Space Shuttle Carrier Aircraft Ride Into Retirement
“The two planes have made their home at Edwards Air Force Base in California since the inception of the Space Shuttle program.”
The end of the Space Shuttle program means not only the retirement of the shuttles themselves, the workhorses of America’s space program since 1981, but also of the two modified 747 Space Shuttle Carriers that have been their terrestrial transports since the program began with atmospheric tests of Enterprise in 1977.
The two planes have made their home at Edwards Air Force Base, specifically the Dryden Flight Research Center at the north of the base, in California since the inception of the Space Shuttle program. Edwards served as the primary landing site throughout the eighties, beginning with the first landing of Columbia in 1981, but was demoted to a backup site in 1991 due to the cost of ferrying the shuttles back to the Kennedy Space Center.

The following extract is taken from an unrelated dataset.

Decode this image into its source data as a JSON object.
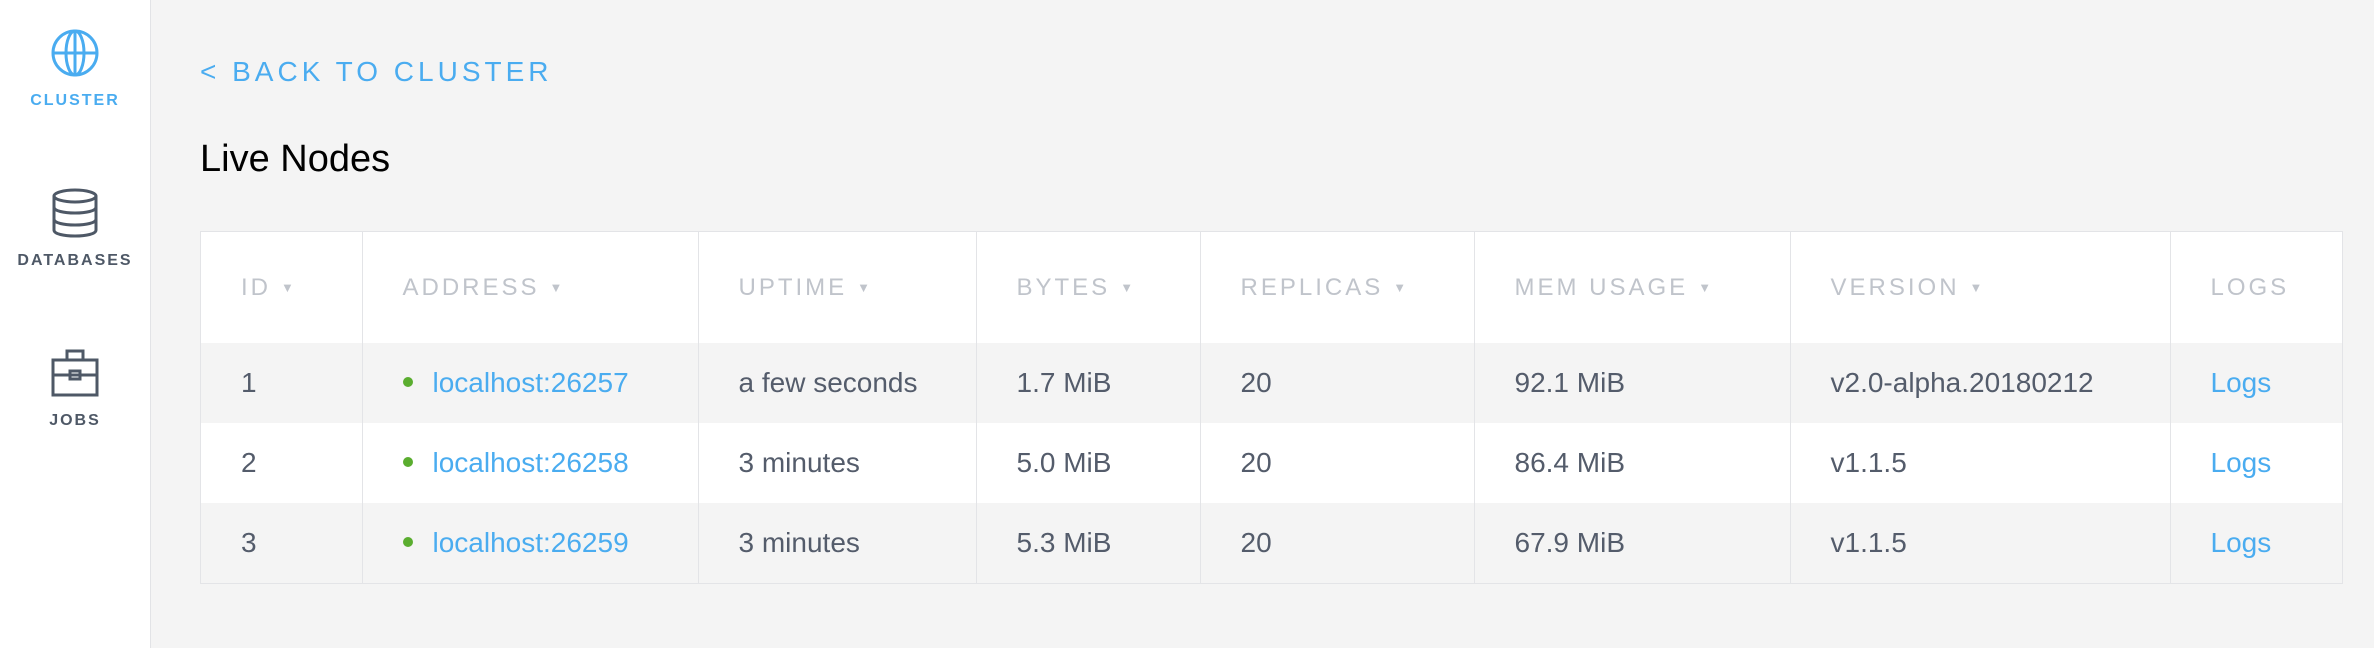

If and when a shuttle landed at the California site, one of the two 747s would visit the mate/de-mate structure at the base, have the shuttle lowered on top of it, and fly it back to Florida where it would await its next mission. The planes were also prepared to retrieve the shuttle from emergency landing sites around the world.
One of the planes was retired in February 2012, while the remaining one is set to go after Endeavour is delivered to her final home in California after a nationwide tour. The remaining plane is the older one, built in the early seventies and relatively unchanged since receiving the customization required to haul an 86-ton spacecraft across the United States on a fairly regular basis. The newer plane was purchased in 1988 and put into service in 1990.
Along with the planes themselves, their maintenance and flight crews will need to find new ways to contribute to the space program. Many of the NASA employees directly involved with the shuttle program have been laid off since the end of the shuttle program. Some of the staff involved with the carrier planes are still working, preparing the remaining plane for its final flight. Some of the crew have been working with the planes since their first flights in the late seventies. Of note is the crew’s famous sense of humor, exemplified by the text on the planes’ rear mount points reading “ATTACH ORBITER HERE” and “NOTE: BLACK SIDE DOWN.”
The Shuttle Carrier’s mission will end after dropping off Endeavour at LAX in October. While the Shuttle gets paraded around town before settling in at her new home at the California Science Center on October 13, the Carrier will make her way toward Palmdale, California for decommissioning. The plane, like its twin, will be used as a source of spare parts for NASA’s Stratospheric Observatory for Infrared Astronomy (SOFIA).
Two other veterans of the space program, the massive Crawler-transporters, will remain in service despite the end of the shuttle program. In use since the Apollo missions, these tremendously huge ground transports—the largest self-propelled vehicles in the world, in fact—are being upgraded in order to provide service to the new Ares V rockets and their launch towers. These upgrades will, among other things, allowing the crawlers to carry another 6 million pounds of rocket to the launch pad from the Vehicle Assembly Building.